#### Try it:
Your copy should match the records below word for word and contain no pictures.

#### Provided material:
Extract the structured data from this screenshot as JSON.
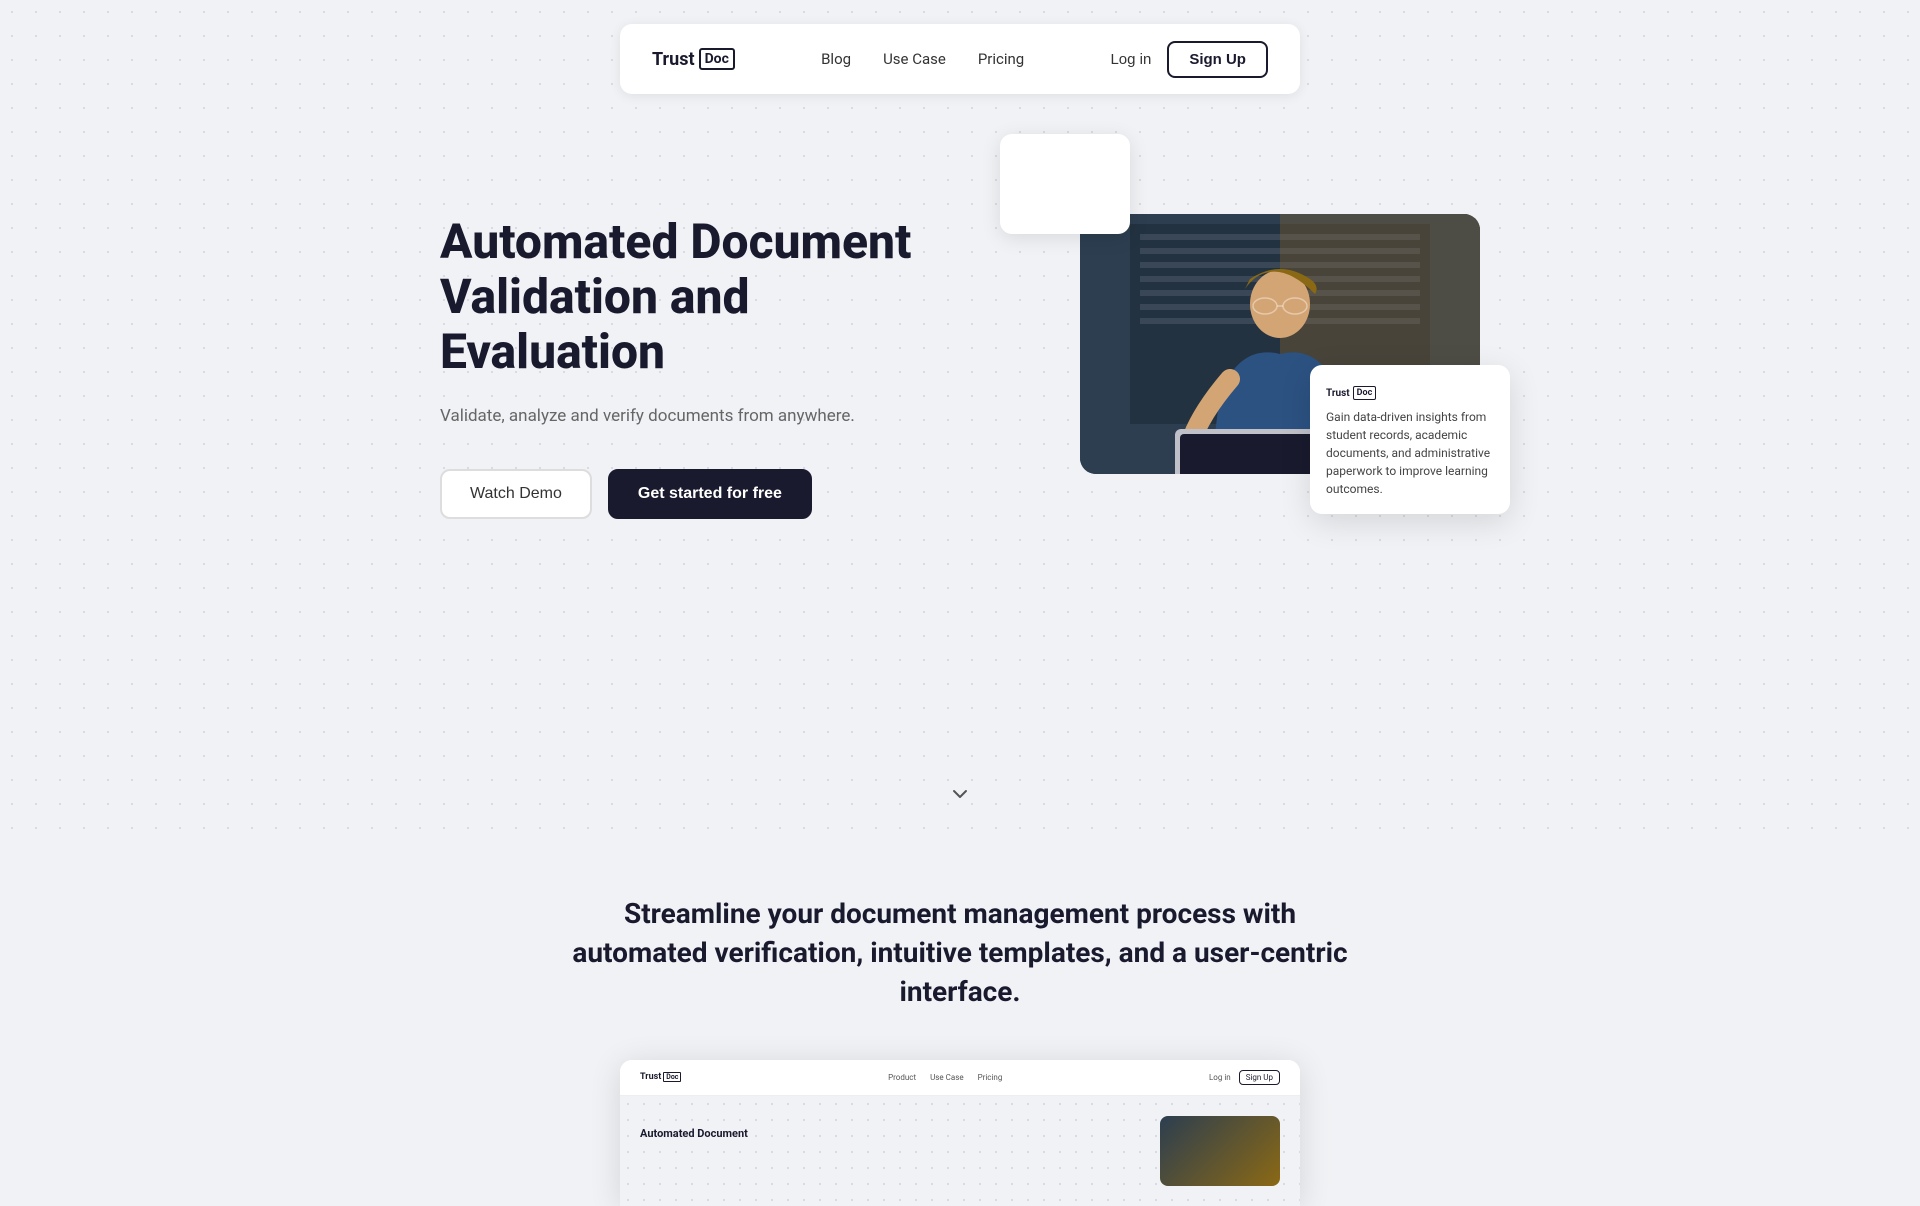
{
  "navbar": {
    "logo": {
      "prefix": "Trust",
      "box_text": "Doc"
    },
    "links": [
      {
        "label": "Blog",
        "id": "blog"
      },
      {
        "label": "Use Case",
        "id": "use-case"
      },
      {
        "label": "Pricing",
        "id": "pricing"
      }
    ],
    "login_label": "Log in",
    "signup_label": "Sign Up"
  },
  "hero": {
    "title": "Automated Document Validation and Evaluation",
    "subtitle": "Validate, analyze and verify documents from anywhere.",
    "watch_demo_label": "Watch Demo",
    "get_started_label": "Get started for free",
    "info_card": {
      "logo_prefix": "Trust",
      "logo_box": "Doc",
      "text": "Gain data-driven insights from student records, academic documents, and administrative paperwork to improve learning outcomes."
    }
  },
  "scroll_indicator": {
    "icon": "chevron-down"
  },
  "features": {
    "title": "Streamline your document management process with automated verification, intuitive templates, and a user-centric interface."
  },
  "preview": {
    "logo_prefix": "Trust",
    "logo_box": "Doc",
    "nav_links": [
      "Product",
      "Use Case",
      "Pricing"
    ],
    "login": "Log in",
    "signup": "Sign Up",
    "hero_text": "Automated Document"
  }
}
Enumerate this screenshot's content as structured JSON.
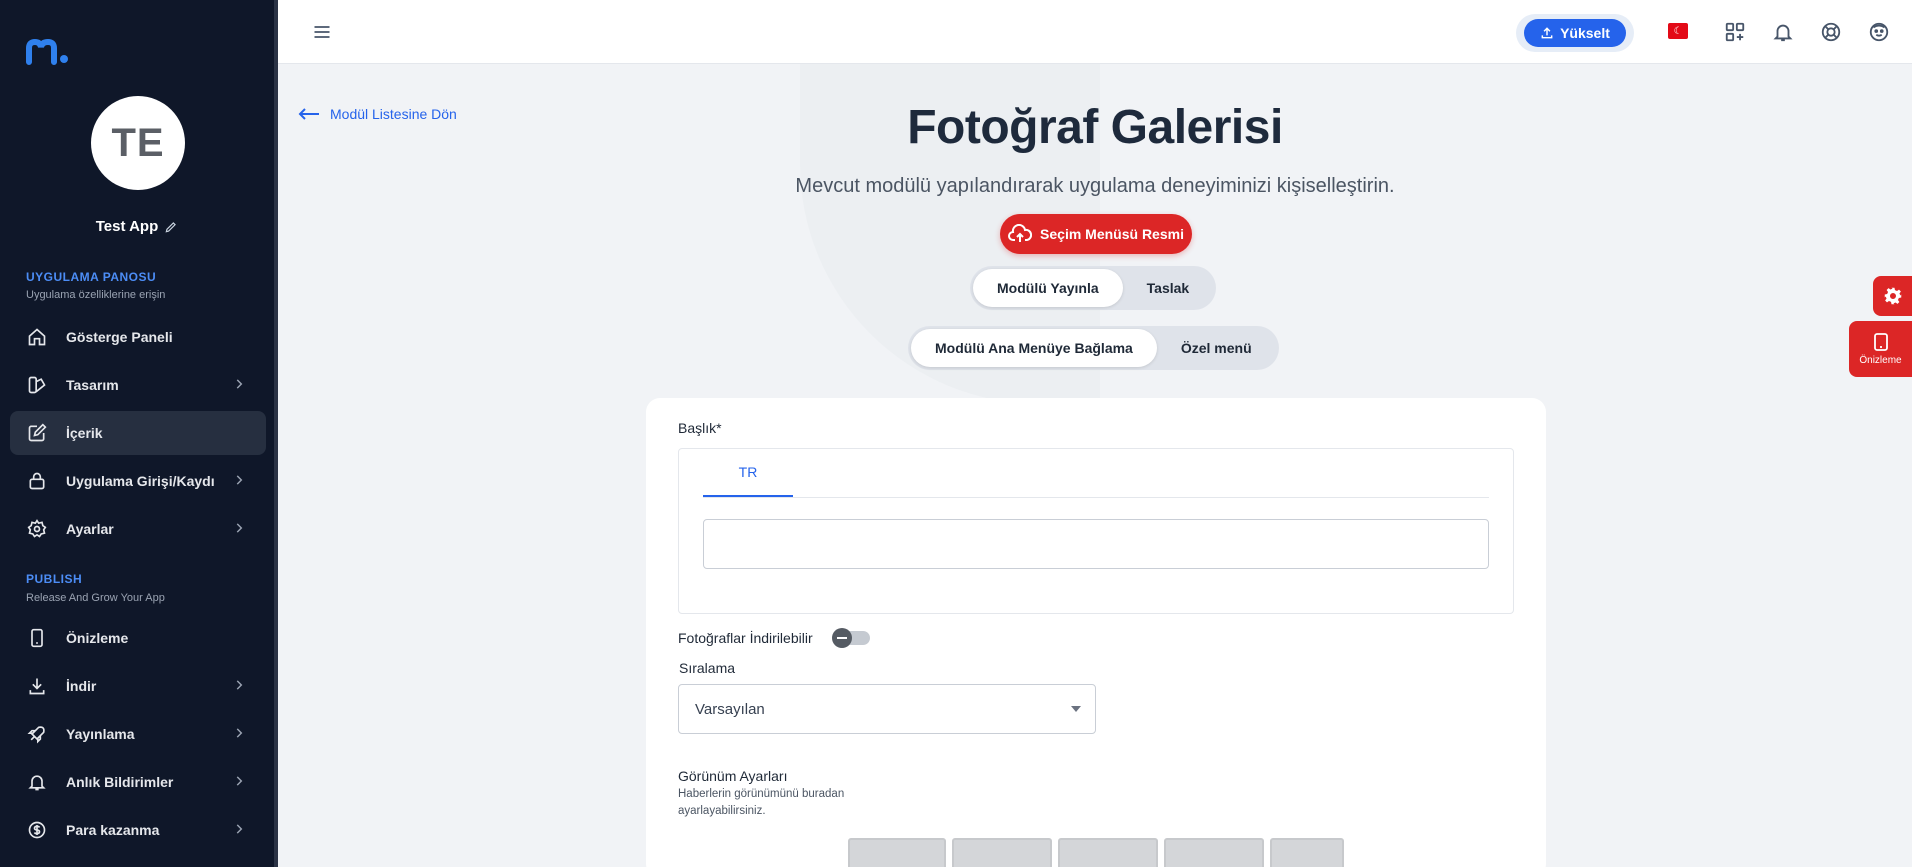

#### Solution to this exercise:
Extract the structured data from this screenshot as JSON.
{
  "navbar": {
    "logo": {
      "prefix": "Trust",
      "box_text": "Doc"
    },
    "links": [
      {
        "label": "Blog",
        "id": "blog"
      },
      {
        "label": "Use Case",
        "id": "use-case"
      },
      {
        "label": "Pricing",
        "id": "pricing"
      }
    ],
    "login_label": "Log in",
    "signup_label": "Sign Up"
  },
  "hero": {
    "title": "Automated Document Validation and Evaluation",
    "subtitle": "Validate, analyze and verify documents from anywhere.",
    "watch_demo_label": "Watch Demo",
    "get_started_label": "Get started for free",
    "info_card": {
      "logo_prefix": "Trust",
      "logo_box": "Doc",
      "text": "Gain data-driven insights from student records, academic documents, and administrative paperwork to improve learning outcomes."
    }
  },
  "scroll_indicator": {
    "icon": "chevron-down"
  },
  "features": {
    "title": "Streamline your document management process with automated verification, intuitive templates, and a user-centric interface."
  },
  "preview": {
    "logo_prefix": "Trust",
    "logo_box": "Doc",
    "nav_links": [
      "Product",
      "Use Case",
      "Pricing"
    ],
    "login": "Log in",
    "signup": "Sign Up",
    "hero_text": "Automated Document"
  }
}
Enumerate this screenshot's content as structured JSON.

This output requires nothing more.